• Task brief
Within the records below, filter for lines carrying the word "this" and copy them.

• Supplied records

+ + + +

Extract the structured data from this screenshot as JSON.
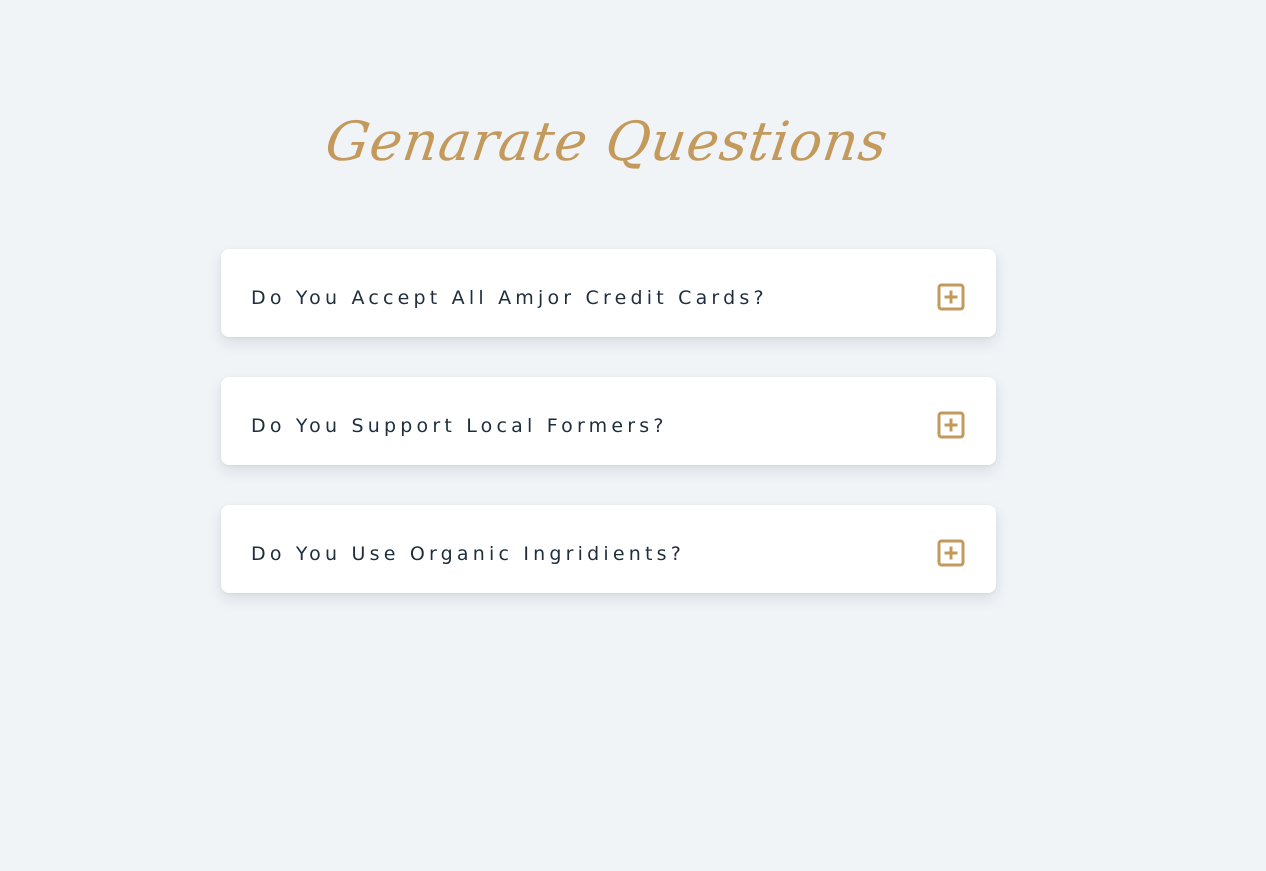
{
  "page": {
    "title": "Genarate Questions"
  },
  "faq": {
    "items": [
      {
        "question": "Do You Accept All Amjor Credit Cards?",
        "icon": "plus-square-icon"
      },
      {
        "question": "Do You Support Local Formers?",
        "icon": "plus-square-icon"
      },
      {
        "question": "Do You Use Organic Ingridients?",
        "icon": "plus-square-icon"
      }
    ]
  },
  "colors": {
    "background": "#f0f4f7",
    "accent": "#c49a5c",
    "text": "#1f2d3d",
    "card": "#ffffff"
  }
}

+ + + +

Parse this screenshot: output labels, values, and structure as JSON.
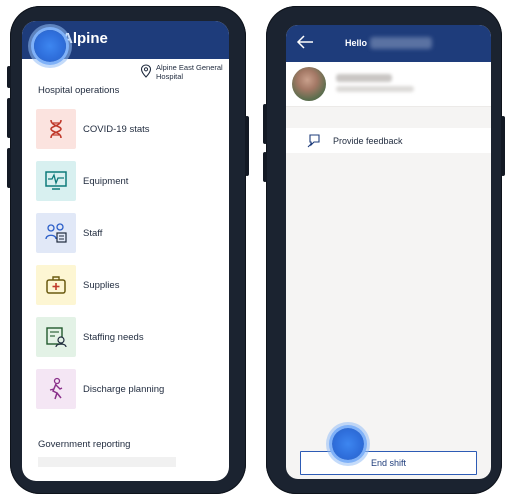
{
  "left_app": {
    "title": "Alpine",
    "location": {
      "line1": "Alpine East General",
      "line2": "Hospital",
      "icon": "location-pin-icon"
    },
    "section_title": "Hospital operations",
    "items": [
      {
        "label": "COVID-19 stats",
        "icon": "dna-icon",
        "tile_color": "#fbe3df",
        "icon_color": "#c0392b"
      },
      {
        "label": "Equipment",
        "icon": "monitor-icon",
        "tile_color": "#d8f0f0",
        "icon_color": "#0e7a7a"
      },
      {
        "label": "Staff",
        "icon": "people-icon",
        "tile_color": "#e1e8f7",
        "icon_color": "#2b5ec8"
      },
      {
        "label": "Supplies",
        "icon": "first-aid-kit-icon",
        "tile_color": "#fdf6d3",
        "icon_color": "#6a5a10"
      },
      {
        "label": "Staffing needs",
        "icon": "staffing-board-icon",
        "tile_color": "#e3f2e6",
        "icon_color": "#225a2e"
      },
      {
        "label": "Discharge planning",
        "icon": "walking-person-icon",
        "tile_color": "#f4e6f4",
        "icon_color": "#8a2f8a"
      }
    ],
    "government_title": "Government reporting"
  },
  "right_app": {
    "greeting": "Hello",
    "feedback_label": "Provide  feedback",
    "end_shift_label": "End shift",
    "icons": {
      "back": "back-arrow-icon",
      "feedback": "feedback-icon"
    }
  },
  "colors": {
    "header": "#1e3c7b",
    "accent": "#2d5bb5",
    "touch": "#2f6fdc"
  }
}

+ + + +

• Response box
Extract the structured data from this screenshot as JSON.
Parse this screenshot: output labels, values, and structure as JSON.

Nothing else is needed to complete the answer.